The forehead has a variety of shapes that differ according to gender. Men tend to have flatter, fuller foreheads with more prominent brow bones (supraorbital ridges), while women’s foreheads tend to be smoother, less full, and with flatter brow bones that tend to slope toward the forehead. temporal region. Whether for a congenital deformity (such as craniosynostosis), resection of a frontal tumor (craniotomy flap), or for prior contouring purposes (FFS, facial feminization surgery), there are rare cases where one wishes to have a definition of fuller or more prominent forehead restored.

Brow bone augmentation (BBA) is one form of brow reshaping that can be performed. Using synthetic materials as a building material, the bone can be “thickened” and re-contoured to alter the appearance of the brow. Since the brow and upper eyelid are affected by their underlying bony support, such changes can produce subtle or dramatic differences.

One of the key questions of brow bone augmentation is what material to use. Currently, hydroxyapatite (HA) and acrylic (PMMA) are the only two castable materials of choice. Your own bone is usually not a good choice as you have to collect it and how it survives as an inlay is hit or miss. Both HA and PMMA have their advocates but I have had good results with both. Either one can do the job. PMMA is much cheaper from a material cost standpoint and is very hard once it sets, being harder, if not harder, than natural bone. HA is much more expensive, a bit more difficult to work with, and is more brittle on impact. But it is closer to natural bone mineral, so it has better compatibility and less risk of long-term bodily reaction problems.

There is also the option of a synthetic implant carved from silicone or polyethylene. (Medpor) This requires a higher degree of skill and time to get all edges flat and flush with the surrounding bone. It’s easy to see how an edge pass can feel through the skin unless it’s done perfectly. Edge fading and blending with surrounding bone is much safer with castable materials.

The other important BBA consideration is access. For the most part, an open-scalp approach provides the best vision and shape control. But this is understandably problematic for most men unless they have a pre-existing scar on their scalp to use. For llm most women this is not a major issue as a hairline (pretrichial) approach can be done and that scar can be quite fine and unnoticeable. I know this from extensive experience with pretrichial (hairline) brow lift procedures performed for cosmetic purposes.
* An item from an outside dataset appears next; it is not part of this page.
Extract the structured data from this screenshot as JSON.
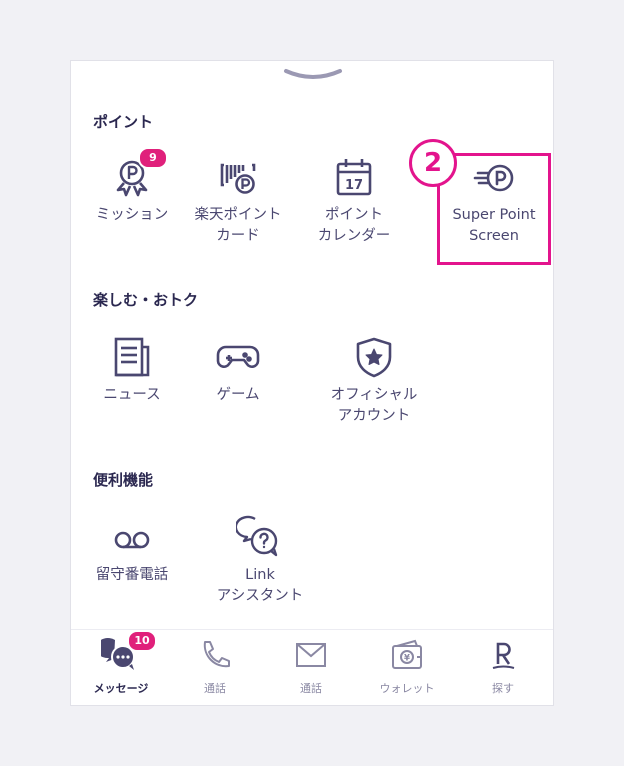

An unopened (endoscopic) scalp approach may be used in selected cases of forehead augmentation. When it comes to augmenting the central or uppermost part of the forehead, the endoscopic approach can be performed using PMMA as the injectable material. PMMA can be injected and pushed like a frozen putty and shaped by external molding through the skin of the forehead. HA is quite a different material and its handling properties allow for nothing more than an open approach to the scalp. But working in the forehead area, which is a very low point for endoscopic visualization, is even difficult with PMMA. Therefore, I would recommend an open approach for any brow bone buildup.